On how he would deliver change for British Columbians, Ross noted how he was a candidate who doesn't virtue signal, and doesn't say stuff just to get votes, and how there is a need to plan for today and towards the future to answer some of the concern and anger in the province. Further to his approach on the topic he outlined what the province needs is leadership and people who understand the growing list of issues that British Columbians and Canadians are facing.
The Old Growth forest controversy and forest management made for a viewer supplied question.
To that theme, Ross reviewed the past management systems and how the current consultation program of the NDP is leaving too many people, such as forestry workers out of the discussion something he observes could decimate communities, noting how the province needs to be more resilient on forestry issues.
In his closing remarks, Mr. Ross reviewed his three C's Competitiveness, Courage and Change.
Towards those elements he highlighted how he had taken a previously NDP held stronghold in two consecutive elections, how he doesn't back down and stands ready to take on the NDP programs and policies.
As for Change he outlined how if voters were tired of virtue signalling and false promises that he sees those voters and how he is the change candidate they may be looking for.
The path of the debate and the focus that many of the candidates put on the candidacy of the Skeena MLA, would seem to suggest that he's moving upwards in the race and making a challenge towards the lead that Kevin Falcon is perceived to have.
The volume of challenges put to Rosson debate night also indicates that many of the candidates must be viewing his campaign as a success so far, one that may be leaving them to drop further off the pace that he and Falcon seem to have achieved.

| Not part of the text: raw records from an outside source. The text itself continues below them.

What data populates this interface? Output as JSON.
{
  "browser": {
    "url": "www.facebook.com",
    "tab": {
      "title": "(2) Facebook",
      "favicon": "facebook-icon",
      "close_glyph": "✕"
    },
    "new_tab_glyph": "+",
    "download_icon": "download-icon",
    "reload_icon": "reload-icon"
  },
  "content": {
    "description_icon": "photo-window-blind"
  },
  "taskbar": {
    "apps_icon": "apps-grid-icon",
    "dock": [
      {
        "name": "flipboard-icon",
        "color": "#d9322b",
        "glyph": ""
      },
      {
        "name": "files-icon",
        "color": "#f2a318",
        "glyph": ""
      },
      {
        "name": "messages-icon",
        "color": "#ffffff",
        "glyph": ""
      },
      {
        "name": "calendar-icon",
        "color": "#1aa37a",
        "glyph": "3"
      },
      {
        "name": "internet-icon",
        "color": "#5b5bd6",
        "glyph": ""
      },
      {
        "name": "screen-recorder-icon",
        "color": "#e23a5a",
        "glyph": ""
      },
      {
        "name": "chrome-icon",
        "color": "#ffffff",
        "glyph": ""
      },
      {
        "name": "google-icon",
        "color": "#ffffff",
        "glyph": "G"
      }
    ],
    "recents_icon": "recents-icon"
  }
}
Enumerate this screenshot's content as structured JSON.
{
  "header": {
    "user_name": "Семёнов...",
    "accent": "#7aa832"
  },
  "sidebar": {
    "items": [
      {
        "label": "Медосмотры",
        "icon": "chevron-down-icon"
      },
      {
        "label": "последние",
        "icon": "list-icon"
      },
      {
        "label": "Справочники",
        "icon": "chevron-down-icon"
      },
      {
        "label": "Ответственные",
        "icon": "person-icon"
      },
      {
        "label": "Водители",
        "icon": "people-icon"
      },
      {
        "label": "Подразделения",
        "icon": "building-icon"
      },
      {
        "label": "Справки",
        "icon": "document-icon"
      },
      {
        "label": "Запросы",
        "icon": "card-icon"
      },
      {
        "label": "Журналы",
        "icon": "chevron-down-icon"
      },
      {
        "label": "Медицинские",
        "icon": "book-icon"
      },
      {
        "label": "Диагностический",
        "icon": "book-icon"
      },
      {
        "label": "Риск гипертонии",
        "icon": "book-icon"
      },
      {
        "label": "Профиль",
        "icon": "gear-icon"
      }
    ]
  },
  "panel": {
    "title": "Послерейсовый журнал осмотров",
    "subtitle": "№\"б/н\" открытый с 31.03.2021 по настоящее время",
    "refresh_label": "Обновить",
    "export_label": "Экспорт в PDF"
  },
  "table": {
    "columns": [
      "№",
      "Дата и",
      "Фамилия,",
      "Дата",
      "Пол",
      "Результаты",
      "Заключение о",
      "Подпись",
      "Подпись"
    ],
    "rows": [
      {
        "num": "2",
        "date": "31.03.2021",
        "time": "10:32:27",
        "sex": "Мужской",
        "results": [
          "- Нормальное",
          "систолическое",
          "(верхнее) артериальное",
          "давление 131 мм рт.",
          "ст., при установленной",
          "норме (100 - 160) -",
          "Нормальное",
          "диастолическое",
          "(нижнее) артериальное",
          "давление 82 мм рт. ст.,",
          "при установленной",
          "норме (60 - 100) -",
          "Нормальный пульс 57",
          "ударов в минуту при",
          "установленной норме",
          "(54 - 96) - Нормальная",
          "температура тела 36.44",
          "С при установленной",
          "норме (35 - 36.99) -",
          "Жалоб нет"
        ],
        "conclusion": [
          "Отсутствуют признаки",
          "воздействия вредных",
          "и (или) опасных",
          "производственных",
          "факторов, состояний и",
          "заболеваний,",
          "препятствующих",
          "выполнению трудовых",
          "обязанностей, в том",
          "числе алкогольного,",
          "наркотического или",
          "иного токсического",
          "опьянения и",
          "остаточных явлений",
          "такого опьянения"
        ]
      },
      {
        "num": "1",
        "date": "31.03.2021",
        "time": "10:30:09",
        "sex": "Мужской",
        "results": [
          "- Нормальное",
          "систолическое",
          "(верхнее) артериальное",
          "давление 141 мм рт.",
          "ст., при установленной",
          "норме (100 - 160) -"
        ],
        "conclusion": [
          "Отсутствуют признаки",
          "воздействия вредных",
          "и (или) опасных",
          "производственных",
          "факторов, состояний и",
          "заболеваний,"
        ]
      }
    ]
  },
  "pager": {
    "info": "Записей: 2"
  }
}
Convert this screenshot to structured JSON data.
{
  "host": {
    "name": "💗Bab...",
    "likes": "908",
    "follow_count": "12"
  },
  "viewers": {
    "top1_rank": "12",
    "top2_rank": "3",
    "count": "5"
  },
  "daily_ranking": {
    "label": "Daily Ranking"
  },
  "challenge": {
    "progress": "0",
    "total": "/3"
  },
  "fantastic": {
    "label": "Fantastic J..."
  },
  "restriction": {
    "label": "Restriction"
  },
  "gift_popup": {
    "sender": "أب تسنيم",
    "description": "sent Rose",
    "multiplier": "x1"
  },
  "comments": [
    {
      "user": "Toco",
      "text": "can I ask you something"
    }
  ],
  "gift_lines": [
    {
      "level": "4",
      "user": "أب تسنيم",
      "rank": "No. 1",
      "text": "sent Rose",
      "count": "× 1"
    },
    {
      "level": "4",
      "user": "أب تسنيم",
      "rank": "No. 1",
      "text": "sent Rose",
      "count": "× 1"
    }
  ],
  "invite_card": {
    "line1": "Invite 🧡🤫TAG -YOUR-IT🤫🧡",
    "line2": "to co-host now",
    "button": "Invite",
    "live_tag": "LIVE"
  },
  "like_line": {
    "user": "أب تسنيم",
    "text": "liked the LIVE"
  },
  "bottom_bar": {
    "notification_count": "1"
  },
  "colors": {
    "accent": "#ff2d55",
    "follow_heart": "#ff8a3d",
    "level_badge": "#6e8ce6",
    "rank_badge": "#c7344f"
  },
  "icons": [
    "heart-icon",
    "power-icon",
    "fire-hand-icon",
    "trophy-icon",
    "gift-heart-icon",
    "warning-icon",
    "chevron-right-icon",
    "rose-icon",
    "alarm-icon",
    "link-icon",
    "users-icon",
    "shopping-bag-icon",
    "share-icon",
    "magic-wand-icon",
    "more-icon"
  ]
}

Something that could make the next 26 days of party membership recruitment a frantic push to line up potential voters for the February leadership vote.
More notes on the Liberal leadership race can be reviewed here.